Veitch, C.R.; Miskelly, C.M.; Harper, G.A.; Taylor, G.A.; Tennyson, A.J.D. 2004. Birds of the Kermadec Islands, south-west Pacific. Notornis 51: 61-90.

Veitch, C.R.; Gaskin, C.; Baird, K.; Ismar, S.M.H. 2011. Changes in bird numbers on Raoul Island, Kermadec Islands, New Zealand, following the eradication of goats, rats, and cats. Pp 372-377 n Veitch, C.R.; Clout, M.N.; Towns, D.R. (eds) Island invasives: eradication and management. Proceedings of the International Conference on Island Invasives. Gland, Switzerland: IUCN.

Recommended citation

Szabo, M.J. 2013 [updated 2017]. Wedge-tailed shearwater. In Miskelly, C.M. (ed.) New Zealand Birds Online. www.nzbirdsonline.org.nz

Wedge-tailed shearwater

Breeding season
  • Jul
  • Aug
  • Sep
  • Oct
  • Nov
  • Dec
  • Jan
  • Feb
  • Mar
  • Apr
  • May
  • Jun
Egg laying dates
  • Jul
  • Aug
  • Sep
  • Oct
  • Nov
  • Dec
  • Jan
  • Feb
  • Mar
  • Apr
  • May
  • Jun

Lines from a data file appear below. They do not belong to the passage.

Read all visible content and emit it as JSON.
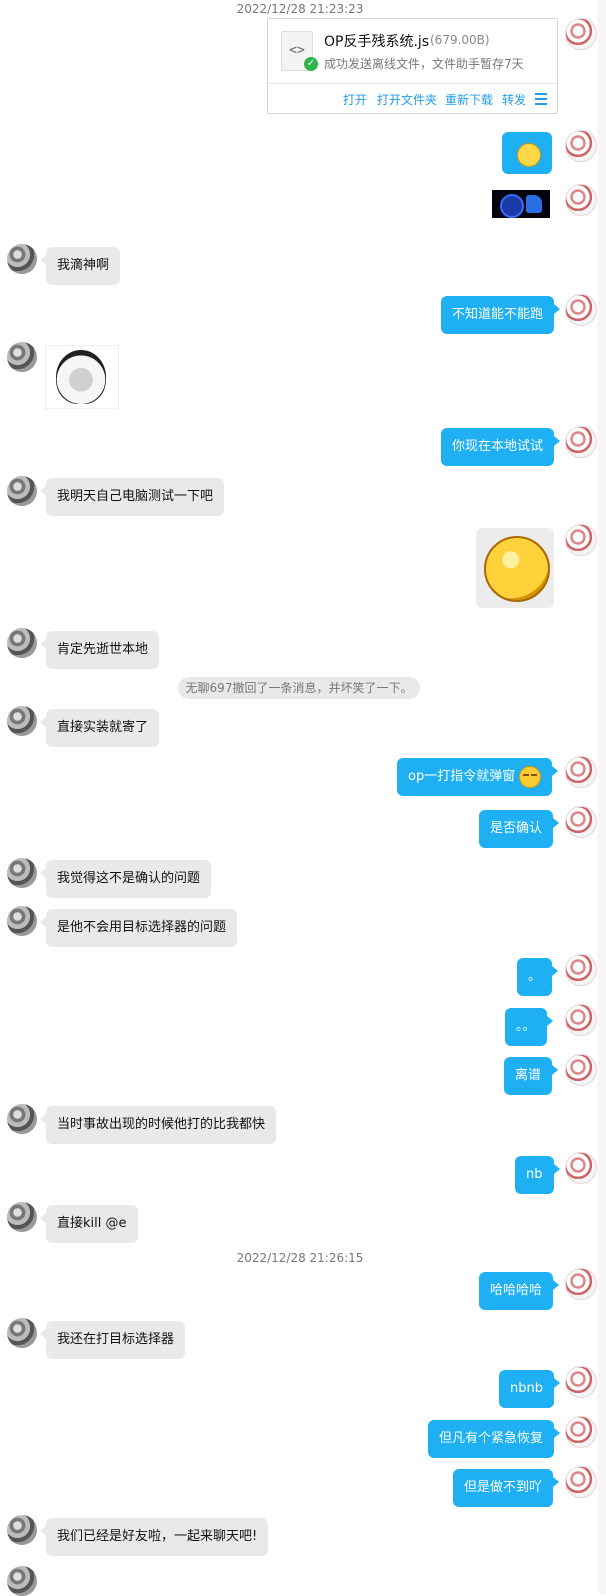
{
  "timestamps": [
    "2022/12/28 21:23:23",
    "2022/12/28 21:26:15"
  ],
  "file": {
    "name": "OP反手残系统.js",
    "size": "(679.00B)",
    "status": "成功发送离线文件，文件助手暂存7天",
    "actions": [
      "打开",
      "打开文件夹",
      "重新下载",
      "转发"
    ],
    "icon": "code-file-icon"
  },
  "recall_notice": "无聊697撤回了一条消息，并坏笑了一下。",
  "messages": {
    "m1": "我滴神啊",
    "m2": "不知道能不能跑",
    "m3": "你现在本地试试",
    "m4": "我明天自己电脑测试一下吧",
    "m5": "肯定先逝世本地",
    "m6": "直接实装就寄了",
    "m7": "op一打指令就弹窗",
    "m8": "是否确认",
    "m9": "我觉得这不是确认的问题",
    "m10": "是他不会用目标选择器的问题",
    "m11": "。",
    "m12": "。。",
    "m13": "离谱",
    "m14": "当时事故出现的时候他打的比我都快",
    "m15": "nb",
    "m16": "直接kill @e",
    "m17": "哈哈哈哈",
    "m18": "我还在打目标选择器",
    "m19": "nbnb",
    "m20": "但凡有个紧急恢复",
    "m21": "但是做不到吖",
    "m22": "我们已经是好友啦，一起来聊天吧!"
  },
  "colors": {
    "outgoing_bubble": "#1eb0f2",
    "incoming_bubble": "#e9e9e9",
    "link": "#1e9cf0"
  }
}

Wedge-tailed shearwater

Breeding season
  • Jul
  • Aug
  • Sep
  • Oct
  • Nov
  • Dec
  • Jan
  • Feb
  • Mar
  • Apr
  • May
  • Jun
Egg laying dates
  • Jul
  • Aug
  • Sep
  • Oct
  • Nov
  • Dec
  • Jan
  • Feb
  • Mar
  • Apr
  • May
  • Jun

Wedge-tailed shearwater

Social structure
monogamous
Breeding season
  • Jul
  • Aug
  • Sep
  • Oct
  • Nov
  • Dec
  • Jan
  • Feb
  • Mar
  • Apr
  • May
  • Jun
Nest type
burrow, scrape
Nest description
Underground burrow with nesting chamber usually lined with vegetation or a scrape.
Nest height (mean)
0.00 m
Maximum number of successful broods
1
Clutch size (mean)
1
Mean egg dimensions (length)
67.00 mm
Mean egg dimensions (width)
43.00 mm
Egg colour
White
Egg laying dates
  • Jul
  • Aug
  • Sep
  • Oct
  • Nov
  • Dec
  • Jan
  • Feb
  • Mar
  • Apr
  • May
  • Jun
Interval between eggs in a clutch
Not applicable
Incubation behaviour
shared
Incubation length (mean)
50-54 days
Incubation length (min)
50days
Incubation length (max)
54days
Nestling type
altricial
Nestling period (mean)
Several weeks
Age at fledging (mean)
90 days
Age at independence (mean)
90 days
Age at first breeding (typical)
4 years
Maximum longevity
19 years
Maximum dispersal
About 10,000 km Kermadec Island to south east North Pacific